Dacher Keltner is not a saint, a missionary or a man of faith, but his name has appeared more than once in those triptychs that are distributed in churches. Between news about the new reverend of the Episcopal congregation or poems in which God appears among the lilacs in the garden, the theories of this psychologist from the University of California at Berkeley often sprout despite being totally contrary to those of the regulars to the churches.
In the end, they both believe in doing good and not looking at whom. But unlike the church, Keltner believes that altruism and the ability to do good are inherent in the human being.
This researcher, born in Jalisco, Mexico to a hippie couple (officially members of the counterculture) in the late sixties, decided to focus his academic career on emotions, something that raised many eyebrows at the time. “The history of my life for years is to explain to people that what I study can and should be approached from a scientific perspective,” he tells EL ESPAÑOL. In fact, one of his last jobs outside of Berkeley was scientifically advising the creators of the hit movie. Reverse.
“We have known for a long time that what we call moral is not something cultural or learned, but biological,” Keltne explains. He and his group focus on studying the emotions that make people Good Samaritans.
In particular, Keltner is obsessed with what in English they call awe, and that in Spanish can be translated as astonishment, but also like awe. “When people experience this feeling, they have been shown to be more inclined to show empathic or charitable behaviors, and they are also able to handle stress better,” he says.
Astonishment and guilt, the perfect duo
The other dominant feeling in any religion worth its salt is guilt. A few days ago, a group of Spanish researchers published an article in Frontiers in Human Neuroscience explaining how these emotions are modifying, through language, our behavior in an automatic and unconscious way.
“The basic idea is that this view that cognition, which is language, and emotion go from different sides, which is what classical medicine and McLennan’s model defend, is broken”, explains Laura Jiménez Ortega, researcher in the Mixed Center for Evolution and Human Behavior of the Carlos III Institute and the Complutense University. “It turns out that expression and emotion are combined without us even being aware.”
For the researcher, “in religious or moral thought there is undoubtedly a brutal emotional component, guilt is a very powerful emotion and now in fact we have started a project dedicated exclusively to guilt, which is a component of many religions ”.

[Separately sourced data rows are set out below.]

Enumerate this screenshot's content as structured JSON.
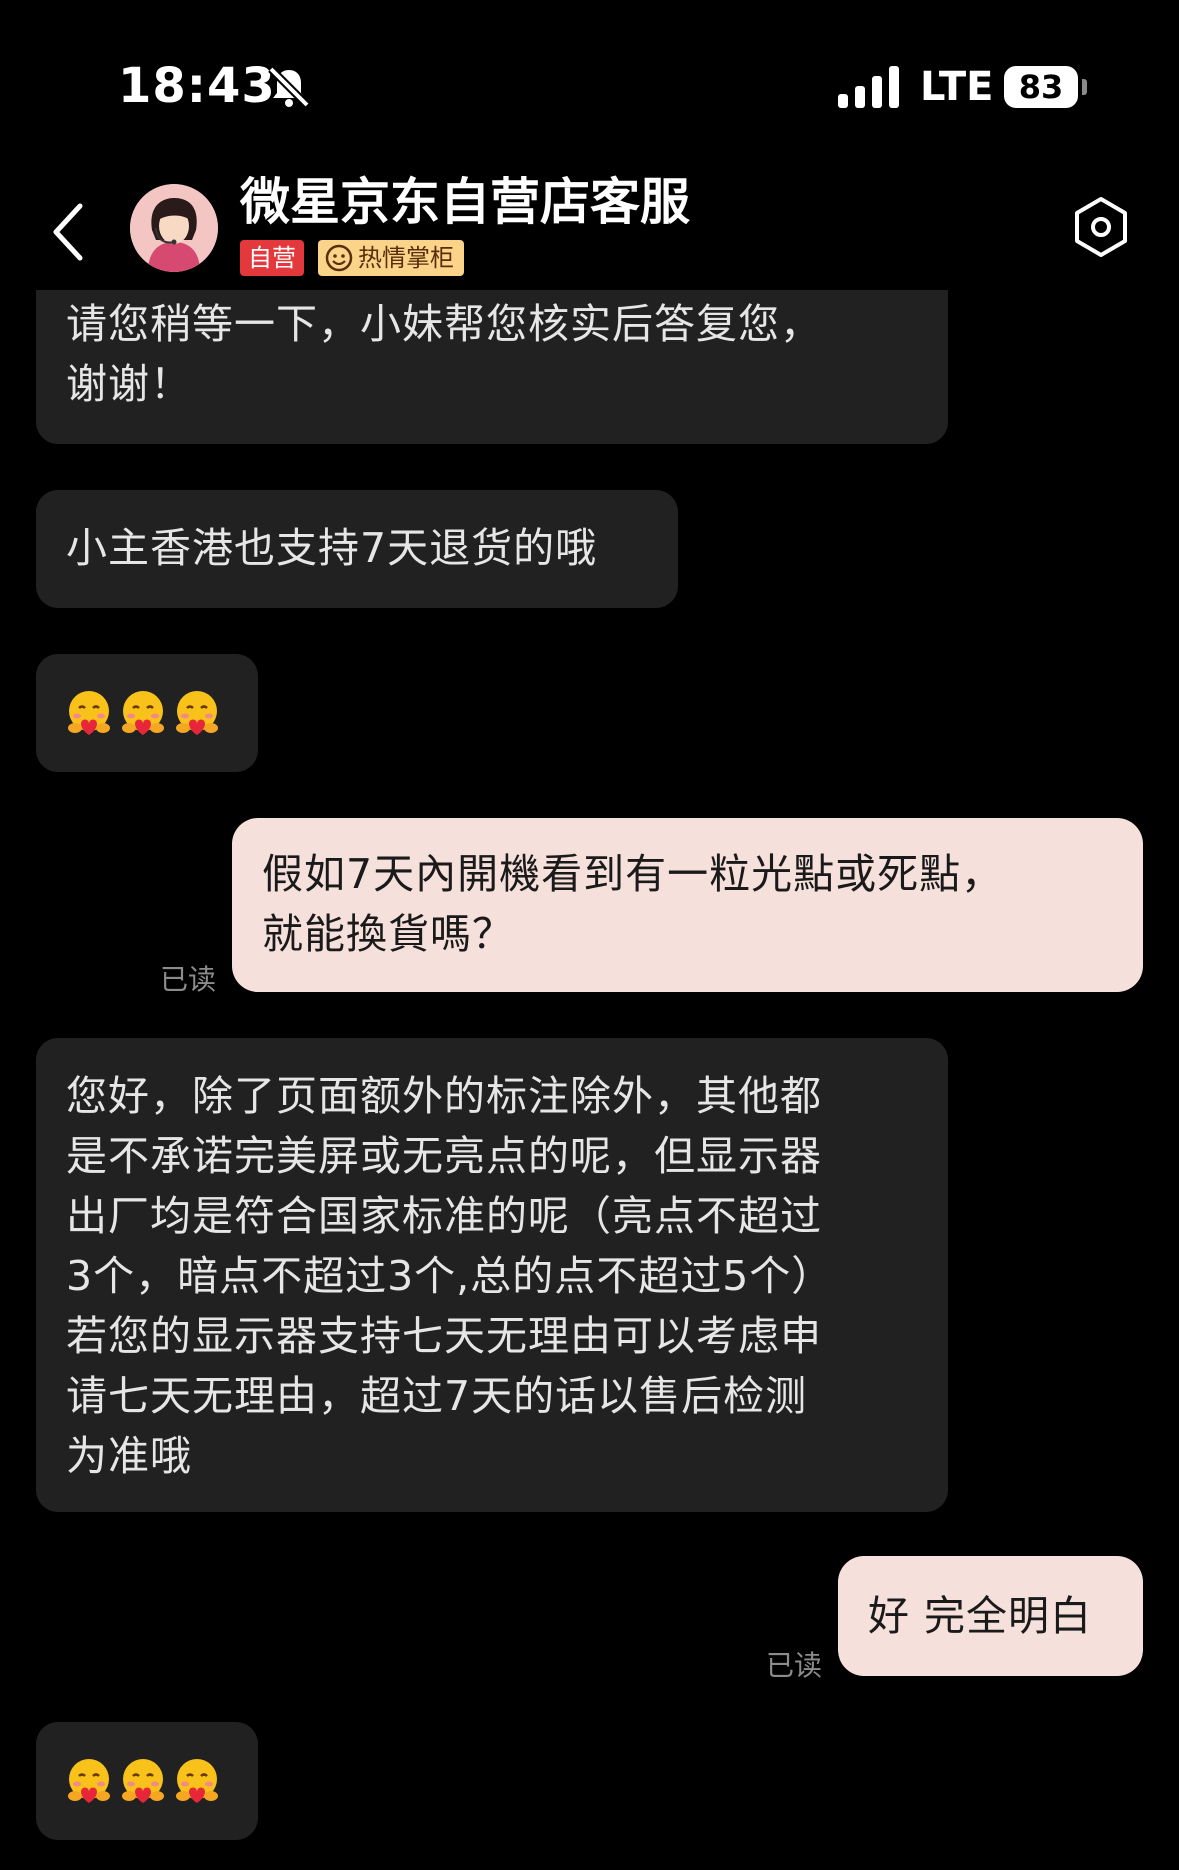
{
  "status_bar": {
    "time": "18:43",
    "network": "LTE",
    "battery": "83"
  },
  "header": {
    "title": "微星京东自营店客服",
    "badge_self": "自营",
    "badge_warm": "热情掌柜"
  },
  "messages": [
    {
      "side": "in",
      "lines": [
        "请您稍等一下，小妹帮您核实后答复您，",
        "谢谢！"
      ]
    },
    {
      "side": "in",
      "lines": [
        "小主香港也支持7天退货的哦"
      ]
    },
    {
      "side": "in",
      "emoji": [
        "hug-emoji",
        "hug-emoji",
        "hug-emoji"
      ]
    },
    {
      "side": "out",
      "lines": [
        "假如7天內開機看到有一粒光點或死點，",
        "就能換貨嗎？"
      ],
      "status": "已读"
    },
    {
      "side": "in",
      "lines": [
        "您好，除了页面额外的标注除外，其他都",
        "是不承诺完美屏或无亮点的呢，但显示器",
        "出厂均是符合国家标准的呢（亮点不超过",
        "3个，暗点不超过3个,总的点不超过5个）",
        "若您的显示器支持七天无理由可以考虑申",
        "请七天无理由，超过7天的话以售后检测",
        "为准哦"
      ]
    },
    {
      "side": "out",
      "lines": [
        "好 完全明白"
      ],
      "status": "已读"
    },
    {
      "side": "in",
      "emoji": [
        "hug-emoji",
        "hug-emoji",
        "hug-emoji"
      ]
    }
  ],
  "colors": {
    "background": "#000000",
    "incoming_bubble": "#212121",
    "outgoing_bubble": "#f5e0dc",
    "badge_self": "#e4393c",
    "badge_warm": "#fbd48a"
  }
}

Guilt is not something that is restricted, of course, to religions. Jiménez Ortega believes that he has accompanied the human being since its inception. “It may be that a man is hunting as a team, fails in his task of harassing the animal and the hunt is not completed”, and that is where that feeling appears.
What religion has contributed to is interpreting this complex emotion. Guilt is, for Christians, the step prior to repentance that grants restoration from sin. In Luke, chapter 17, Jesus says: “If your brother sins, rebuke him; and if he repents, forgive him. And if he sins against you seven times a day, and comes back to you seven times, saying, ‘I repent,’ forgive him. “
Among other things, what current psychology and neuroscience are doing is analyzing which part of the feeling of guilt is original and which part has been culturally modified to, for example, apply a greater negative feeling to it.
According to this neuroscientist, “religion helps make guilt less or even uses that guilt” to promote its messages. “Guilt is activated without you being aware of it and, on many occasions, you can feel responsible for something but not guilty, modern psychology goes that way, making people not feel guilty but responsible: you have the need to make amends but without that negative emotion, inherent in many cases but which makes the person dust. “